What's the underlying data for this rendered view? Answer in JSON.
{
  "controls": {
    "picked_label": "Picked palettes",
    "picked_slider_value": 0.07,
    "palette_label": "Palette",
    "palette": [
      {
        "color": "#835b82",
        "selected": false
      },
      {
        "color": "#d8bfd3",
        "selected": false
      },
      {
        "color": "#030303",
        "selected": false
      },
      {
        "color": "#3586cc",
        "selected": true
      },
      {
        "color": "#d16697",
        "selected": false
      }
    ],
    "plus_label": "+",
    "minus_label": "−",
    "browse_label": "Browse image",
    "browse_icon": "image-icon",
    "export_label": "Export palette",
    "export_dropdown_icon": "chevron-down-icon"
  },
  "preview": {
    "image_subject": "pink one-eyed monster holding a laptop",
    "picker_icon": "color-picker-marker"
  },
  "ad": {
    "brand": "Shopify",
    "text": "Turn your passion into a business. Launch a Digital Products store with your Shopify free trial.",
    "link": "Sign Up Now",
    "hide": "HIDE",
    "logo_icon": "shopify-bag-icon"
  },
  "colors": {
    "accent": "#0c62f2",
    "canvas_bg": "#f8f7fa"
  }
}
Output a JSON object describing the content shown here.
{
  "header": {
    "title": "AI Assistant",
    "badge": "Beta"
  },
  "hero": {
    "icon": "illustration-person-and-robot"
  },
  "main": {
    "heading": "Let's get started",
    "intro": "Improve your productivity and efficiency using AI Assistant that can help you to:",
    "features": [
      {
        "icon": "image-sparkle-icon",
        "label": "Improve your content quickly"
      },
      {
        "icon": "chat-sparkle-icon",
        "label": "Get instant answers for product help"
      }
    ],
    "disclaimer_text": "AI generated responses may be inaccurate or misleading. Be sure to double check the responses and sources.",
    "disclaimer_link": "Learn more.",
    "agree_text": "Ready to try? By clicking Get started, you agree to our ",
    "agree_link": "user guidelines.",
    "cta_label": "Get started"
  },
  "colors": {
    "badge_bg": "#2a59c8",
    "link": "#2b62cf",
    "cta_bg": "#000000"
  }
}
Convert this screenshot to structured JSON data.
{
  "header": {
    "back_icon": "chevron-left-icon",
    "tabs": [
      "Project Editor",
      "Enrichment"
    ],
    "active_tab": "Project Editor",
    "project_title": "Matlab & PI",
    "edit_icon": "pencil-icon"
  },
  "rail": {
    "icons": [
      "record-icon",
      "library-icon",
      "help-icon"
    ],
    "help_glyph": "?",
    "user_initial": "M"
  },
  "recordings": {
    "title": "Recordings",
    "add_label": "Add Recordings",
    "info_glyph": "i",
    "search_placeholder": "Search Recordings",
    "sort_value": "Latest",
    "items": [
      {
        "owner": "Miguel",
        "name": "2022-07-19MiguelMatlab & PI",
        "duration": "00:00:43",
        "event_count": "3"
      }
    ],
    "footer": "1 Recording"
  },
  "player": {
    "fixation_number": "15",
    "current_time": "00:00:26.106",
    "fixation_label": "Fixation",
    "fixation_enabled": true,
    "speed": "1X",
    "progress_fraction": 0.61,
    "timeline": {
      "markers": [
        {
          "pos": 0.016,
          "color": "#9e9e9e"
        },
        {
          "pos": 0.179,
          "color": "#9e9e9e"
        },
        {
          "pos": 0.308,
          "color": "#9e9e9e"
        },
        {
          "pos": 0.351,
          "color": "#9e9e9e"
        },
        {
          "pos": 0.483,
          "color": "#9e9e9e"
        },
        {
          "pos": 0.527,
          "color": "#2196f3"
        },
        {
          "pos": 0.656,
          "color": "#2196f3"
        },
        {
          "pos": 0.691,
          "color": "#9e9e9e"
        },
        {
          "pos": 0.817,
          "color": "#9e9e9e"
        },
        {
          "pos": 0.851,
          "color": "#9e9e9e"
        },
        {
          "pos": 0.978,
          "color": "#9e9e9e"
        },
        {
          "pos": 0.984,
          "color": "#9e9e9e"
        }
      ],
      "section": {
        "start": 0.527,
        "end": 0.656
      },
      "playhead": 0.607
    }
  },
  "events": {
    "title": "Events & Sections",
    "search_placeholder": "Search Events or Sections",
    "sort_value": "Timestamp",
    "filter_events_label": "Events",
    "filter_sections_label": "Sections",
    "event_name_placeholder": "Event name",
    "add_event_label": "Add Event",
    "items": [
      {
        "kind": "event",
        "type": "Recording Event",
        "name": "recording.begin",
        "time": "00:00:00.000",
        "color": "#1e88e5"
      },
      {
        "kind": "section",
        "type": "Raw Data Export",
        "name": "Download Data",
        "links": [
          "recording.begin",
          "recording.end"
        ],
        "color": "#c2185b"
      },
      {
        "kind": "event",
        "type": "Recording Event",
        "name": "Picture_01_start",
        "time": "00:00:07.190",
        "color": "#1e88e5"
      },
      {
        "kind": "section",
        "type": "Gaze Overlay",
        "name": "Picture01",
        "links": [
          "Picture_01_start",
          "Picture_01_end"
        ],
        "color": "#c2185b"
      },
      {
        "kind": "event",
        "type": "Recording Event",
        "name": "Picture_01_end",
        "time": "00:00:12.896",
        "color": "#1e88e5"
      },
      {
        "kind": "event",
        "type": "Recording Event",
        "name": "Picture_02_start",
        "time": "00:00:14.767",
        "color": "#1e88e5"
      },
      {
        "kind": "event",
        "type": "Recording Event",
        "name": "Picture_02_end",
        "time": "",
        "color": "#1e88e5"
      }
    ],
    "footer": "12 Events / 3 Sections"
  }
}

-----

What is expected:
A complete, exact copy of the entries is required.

Answer box:
What's the underlying data for this rendered view? Answer in JSON.
{
  "controls": {
    "picked_label": "Picked palettes",
    "picked_slider_value": 0.07,
    "palette_label": "Palette",
    "palette": [
      {
        "color": "#835b82",
        "selected": false
      },
      {
        "color": "#d8bfd3",
        "selected": false
      },
      {
        "color": "#030303",
        "selected": false
      },
      {
        "color": "#3586cc",
        "selected": true
      },
      {
        "color": "#d16697",
        "selected": false
      }
    ],
    "plus_label": "+",
    "minus_label": "−",
    "browse_label": "Browse image",
    "browse_icon": "image-icon",
    "export_label": "Export palette",
    "export_dropdown_icon": "chevron-down-icon"
  },
  "preview": {
    "image_subject": "pink one-eyed monster holding a laptop",
    "picker_icon": "color-picker-marker"
  },
  "ad": {
    "brand": "Shopify",
    "text": "Turn your passion into a business. Launch a Digital Products store with your Shopify free trial.",
    "link": "Sign Up Now",
    "hide": "HIDE",
    "logo_icon": "shopify-bag-icon"
  },
  "colors": {
    "accent": "#0c62f2",
    "canvas_bg": "#f8f7fa"
  }
}
Output a JSON object describing the content shown here.
{
  "header": {
    "title": "AI Assistant",
    "badge": "Beta"
  },
  "hero": {
    "icon": "illustration-person-and-robot"
  },
  "main": {
    "heading": "Let's get started",
    "intro": "Improve your productivity and efficiency using AI Assistant that can help you to:",
    "features": [
      {
        "icon": "image-sparkle-icon",
        "label": "Improve your content quickly"
      },
      {
        "icon": "chat-sparkle-icon",
        "label": "Get instant answers for product help"
      }
    ],
    "disclaimer_text": "AI generated responses may be inaccurate or misleading. Be sure to double check the responses and sources.",
    "disclaimer_link": "Learn more.",
    "agree_text": "Ready to try? By clicking Get started, you agree to our ",
    "agree_link": "user guidelines.",
    "cta_label": "Get started"
  },
  "colors": {
    "badge_bg": "#2a59c8",
    "link": "#2b62cf",
    "cta_bg": "#000000"
  }
}
Convert this screenshot to structured JSON data.
{
  "header": {
    "back_icon": "chevron-left-icon",
    "tabs": [
      "Project Editor",
      "Enrichment"
    ],
    "active_tab": "Project Editor",
    "project_title": "Matlab & PI",
    "edit_icon": "pencil-icon"
  },
  "rail": {
    "icons": [
      "record-icon",
      "library-icon",
      "help-icon"
    ],
    "help_glyph": "?",
    "user_initial": "M"
  },
  "recordings": {
    "title": "Recordings",
    "add_label": "Add Recordings",
    "info_glyph": "i",
    "search_placeholder": "Search Recordings",
    "sort_value": "Latest",
    "items": [
      {
        "owner": "Miguel",
        "name": "2022-07-19MiguelMatlab & PI",
        "duration": "00:00:43",
        "event_count": "3"
      }
    ],
    "footer": "1 Recording"
  },
  "player": {
    "fixation_number": "15",
    "current_time": "00:00:26.106",
    "fixation_label": "Fixation",
    "fixation_enabled": true,
    "speed": "1X",
    "progress_fraction": 0.61,
    "timeline": {
      "markers": [
        {
          "pos": 0.016,
          "color": "#9e9e9e"
        },
        {
          "pos": 0.179,
          "color": "#9e9e9e"
        },
        {
          "pos": 0.308,
          "color": "#9e9e9e"
        },
        {
          "pos": 0.351,
          "color": "#9e9e9e"
        },
        {
          "pos": 0.483,
          "color": "#9e9e9e"
        },
        {
          "pos": 0.527,
          "color": "#2196f3"
        },
        {
          "pos": 0.656,
          "color": "#2196f3"
        },
        {
          "pos": 0.691,
          "color": "#9e9e9e"
        },
        {
          "pos": 0.817,
          "color": "#9e9e9e"
        },
        {
          "pos": 0.851,
          "color": "#9e9e9e"
        },
        {
          "pos": 0.978,
          "color": "#9e9e9e"
        },
        {
          "pos": 0.984,
          "color": "#9e9e9e"
        }
      ],
      "section": {
        "start": 0.527,
        "end": 0.656
      },
      "playhead": 0.607
    }
  },
  "events": {
    "title": "Events & Sections",
    "search_placeholder": "Search Events or Sections",
    "sort_value": "Timestamp",
    "filter_events_label": "Events",
    "filter_sections_label": "Sections",
    "event_name_placeholder": "Event name",
    "add_event_label": "Add Event",
    "items": [
      {
        "kind": "event",
        "type": "Recording Event",
        "name": "recording.begin",
        "time": "00:00:00.000",
        "color": "#1e88e5"
      },
      {
        "kind": "section",
        "type": "Raw Data Export",
        "name": "Download Data",
        "links": [
          "recording.begin",
          "recording.end"
        ],
        "color": "#c2185b"
      },
      {
        "kind": "event",
        "type": "Recording Event",
        "name": "Picture_01_start",
        "time": "00:00:07.190",
        "color": "#1e88e5"
      },
      {
        "kind": "section",
        "type": "Gaze Overlay",
        "name": "Picture01",
        "links": [
          "Picture_01_start",
          "Picture_01_end"
        ],
        "color": "#c2185b"
      },
      {
        "kind": "event",
        "type": "Recording Event",
        "name": "Picture_01_end",
        "time": "00:00:12.896",
        "color": "#1e88e5"
      },
      {
        "kind": "event",
        "type": "Recording Event",
        "name": "Picture_02_start",
        "time": "00:00:14.767",
        "color": "#1e88e5"
      },
      {
        "kind": "event",
        "type": "Recording Event",
        "name": "Picture_02_end",
        "time": "",
        "color": "#1e88e5"
      }
    ],
    "footer": "12 Events / 3 Sections"
  }
}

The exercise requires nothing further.